WHAT TO DO ->
Could the data below be copied out in full, word for word?

INPUT RECORDS ->
=== Section Start ===
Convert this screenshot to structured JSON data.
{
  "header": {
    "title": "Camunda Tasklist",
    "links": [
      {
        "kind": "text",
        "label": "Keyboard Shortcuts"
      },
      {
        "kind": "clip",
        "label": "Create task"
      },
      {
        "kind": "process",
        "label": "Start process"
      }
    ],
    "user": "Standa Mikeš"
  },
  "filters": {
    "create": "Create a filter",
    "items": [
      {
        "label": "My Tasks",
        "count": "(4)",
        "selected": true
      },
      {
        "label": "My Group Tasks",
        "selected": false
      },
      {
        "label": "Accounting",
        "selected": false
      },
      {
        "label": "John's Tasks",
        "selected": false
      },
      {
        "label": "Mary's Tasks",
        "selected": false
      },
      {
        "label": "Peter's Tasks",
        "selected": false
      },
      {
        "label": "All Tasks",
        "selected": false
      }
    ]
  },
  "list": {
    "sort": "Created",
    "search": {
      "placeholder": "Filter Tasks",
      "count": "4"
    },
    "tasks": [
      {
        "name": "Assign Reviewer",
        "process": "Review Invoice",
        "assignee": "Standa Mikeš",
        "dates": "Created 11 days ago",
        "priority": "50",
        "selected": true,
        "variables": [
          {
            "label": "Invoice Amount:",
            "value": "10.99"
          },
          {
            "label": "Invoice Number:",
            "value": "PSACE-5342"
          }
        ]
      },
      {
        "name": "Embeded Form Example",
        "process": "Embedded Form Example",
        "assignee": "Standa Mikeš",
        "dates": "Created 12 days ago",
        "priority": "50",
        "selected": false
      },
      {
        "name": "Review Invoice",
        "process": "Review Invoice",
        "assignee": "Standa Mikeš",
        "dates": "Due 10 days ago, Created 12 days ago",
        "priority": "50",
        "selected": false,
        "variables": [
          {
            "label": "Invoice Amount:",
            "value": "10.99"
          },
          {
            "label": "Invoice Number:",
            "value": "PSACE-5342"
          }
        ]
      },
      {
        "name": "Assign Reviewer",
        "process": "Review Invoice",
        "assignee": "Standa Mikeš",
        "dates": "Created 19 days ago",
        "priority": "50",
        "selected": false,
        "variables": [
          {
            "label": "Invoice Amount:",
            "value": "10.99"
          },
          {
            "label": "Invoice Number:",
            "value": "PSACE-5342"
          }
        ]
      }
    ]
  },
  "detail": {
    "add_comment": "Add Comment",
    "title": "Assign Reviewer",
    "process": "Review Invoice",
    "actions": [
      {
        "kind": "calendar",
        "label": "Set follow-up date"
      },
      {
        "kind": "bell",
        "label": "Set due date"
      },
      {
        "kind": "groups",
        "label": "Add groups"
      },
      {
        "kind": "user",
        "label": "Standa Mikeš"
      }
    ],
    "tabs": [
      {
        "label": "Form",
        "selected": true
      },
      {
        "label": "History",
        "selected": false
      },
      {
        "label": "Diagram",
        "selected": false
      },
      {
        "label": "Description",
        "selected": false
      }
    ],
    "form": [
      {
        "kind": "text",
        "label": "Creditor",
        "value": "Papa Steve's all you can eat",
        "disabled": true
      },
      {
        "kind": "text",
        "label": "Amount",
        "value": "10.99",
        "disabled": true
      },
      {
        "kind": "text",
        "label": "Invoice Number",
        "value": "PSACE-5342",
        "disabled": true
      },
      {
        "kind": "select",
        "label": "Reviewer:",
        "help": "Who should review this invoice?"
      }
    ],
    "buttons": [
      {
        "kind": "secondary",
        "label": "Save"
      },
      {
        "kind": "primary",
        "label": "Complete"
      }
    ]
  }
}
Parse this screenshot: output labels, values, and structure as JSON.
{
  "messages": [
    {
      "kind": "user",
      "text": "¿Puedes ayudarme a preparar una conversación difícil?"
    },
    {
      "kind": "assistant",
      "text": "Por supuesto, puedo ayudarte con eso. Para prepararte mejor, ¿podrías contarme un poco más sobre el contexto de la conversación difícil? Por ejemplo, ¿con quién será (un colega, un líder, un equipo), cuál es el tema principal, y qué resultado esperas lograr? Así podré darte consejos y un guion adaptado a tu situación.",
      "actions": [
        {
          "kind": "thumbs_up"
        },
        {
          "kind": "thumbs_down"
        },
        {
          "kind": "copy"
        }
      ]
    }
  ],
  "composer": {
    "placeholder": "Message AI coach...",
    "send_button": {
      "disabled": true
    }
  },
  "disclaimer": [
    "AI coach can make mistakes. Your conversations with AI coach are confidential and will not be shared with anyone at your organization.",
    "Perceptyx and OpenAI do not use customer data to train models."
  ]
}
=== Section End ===
YOUR RESPONSE ->
Convert this screenshot to structured JSON data.
{
  "header": {
    "title": "Camunda Tasklist",
    "links": [
      {
        "kind": "text",
        "label": "Keyboard Shortcuts"
      },
      {
        "kind": "clip",
        "label": "Create task"
      },
      {
        "kind": "process",
        "label": "Start process"
      }
    ],
    "user": "Standa Mikeš"
  },
  "filters": {
    "create": "Create a filter",
    "items": [
      {
        "label": "My Tasks",
        "count": "(4)",
        "selected": true
      },
      {
        "label": "My Group Tasks",
        "selected": false
      },
      {
        "label": "Accounting",
        "selected": false
      },
      {
        "label": "John's Tasks",
        "selected": false
      },
      {
        "label": "Mary's Tasks",
        "selected": false
      },
      {
        "label": "Peter's Tasks",
        "selected": false
      },
      {
        "label": "All Tasks",
        "selected": false
      }
    ]
  },
  "list": {
    "sort": "Created",
    "search": {
      "placeholder": "Filter Tasks",
      "count": "4"
    },
    "tasks": [
      {
        "name": "Assign Reviewer",
        "process": "Review Invoice",
        "assignee": "Standa Mikeš",
        "dates": "Created 11 days ago",
        "priority": "50",
        "selected": true,
        "variables": [
          {
            "label": "Invoice Amount:",
            "value": "10.99"
          },
          {
            "label": "Invoice Number:",
            "value": "PSACE-5342"
          }
        ]
      },
      {
        "name": "Embeded Form Example",
        "process": "Embedded Form Example",
        "assignee": "Standa Mikeš",
        "dates": "Created 12 days ago",
        "priority": "50",
        "selected": false
      },
      {
        "name": "Review Invoice",
        "process": "Review Invoice",
        "assignee": "Standa Mikeš",
        "dates": "Due 10 days ago, Created 12 days ago",
        "priority": "50",
        "selected": false,
        "variables": [
          {
            "label": "Invoice Amount:",
            "value": "10.99"
          },
          {
            "label": "Invoice Number:",
            "value": "PSACE-5342"
          }
        ]
      },
      {
        "name": "Assign Reviewer",
        "process": "Review Invoice",
        "assignee": "Standa Mikeš",
        "dates": "Created 19 days ago",
        "priority": "50",
        "selected": false,
        "variables": [
          {
            "label": "Invoice Amount:",
            "value": "10.99"
          },
          {
            "label": "Invoice Number:",
            "value": "PSACE-5342"
          }
        ]
      }
    ]
  },
  "detail": {
    "add_comment": "Add Comment",
    "title": "Assign Reviewer",
    "process": "Review Invoice",
    "actions": [
      {
        "kind": "calendar",
        "label": "Set follow-up date"
      },
      {
        "kind": "bell",
        "label": "Set due date"
      },
      {
        "kind": "groups",
        "label": "Add groups"
      },
      {
        "kind": "user",
        "label": "Standa Mikeš"
      }
    ],
    "tabs": [
      {
        "label": "Form",
        "selected": true
      },
      {
        "label": "History",
        "selected": false
      },
      {
        "label": "Diagram",
        "selected": false
      },
      {
        "label": "Description",
        "selected": false
      }
    ],
    "form": [
      {
        "kind": "text",
        "label": "Creditor",
        "value": "Papa Steve's all you can eat",
        "disabled": true
      },
      {
        "kind": "text",
        "label": "Amount",
        "value": "10.99",
        "disabled": true
      },
      {
        "kind": "text",
        "label": "Invoice Number",
        "value": "PSACE-5342",
        "disabled": true
      },
      {
        "kind": "select",
        "label": "Reviewer:",
        "help": "Who should review this invoice?"
      }
    ],
    "buttons": [
      {
        "kind": "secondary",
        "label": "Save"
      },
      {
        "kind": "primary",
        "label": "Complete"
      }
    ]
  }
}
Parse this screenshot: output labels, values, and structure as JSON.
{
  "messages": [
    {
      "kind": "user",
      "text": "¿Puedes ayudarme a preparar una conversación difícil?"
    },
    {
      "kind": "assistant",
      "text": "Por supuesto, puedo ayudarte con eso. Para prepararte mejor, ¿podrías contarme un poco más sobre el contexto de la conversación difícil? Por ejemplo, ¿con quién será (un colega, un líder, un equipo), cuál es el tema principal, y qué resultado esperas lograr? Así podré darte consejos y un guion adaptado a tu situación.",
      "actions": [
        {
          "kind": "thumbs_up"
        },
        {
          "kind": "thumbs_down"
        },
        {
          "kind": "copy"
        }
      ]
    }
  ],
  "composer": {
    "placeholder": "Message AI coach...",
    "send_button": {
      "disabled": true
    }
  },
  "disclaimer": [
    "AI coach can make mistakes. Your conversations with AI coach are confidential and will not be shared with anyone at your organization.",
    "Perceptyx and OpenAI do not use customer data to train models."
  ]
}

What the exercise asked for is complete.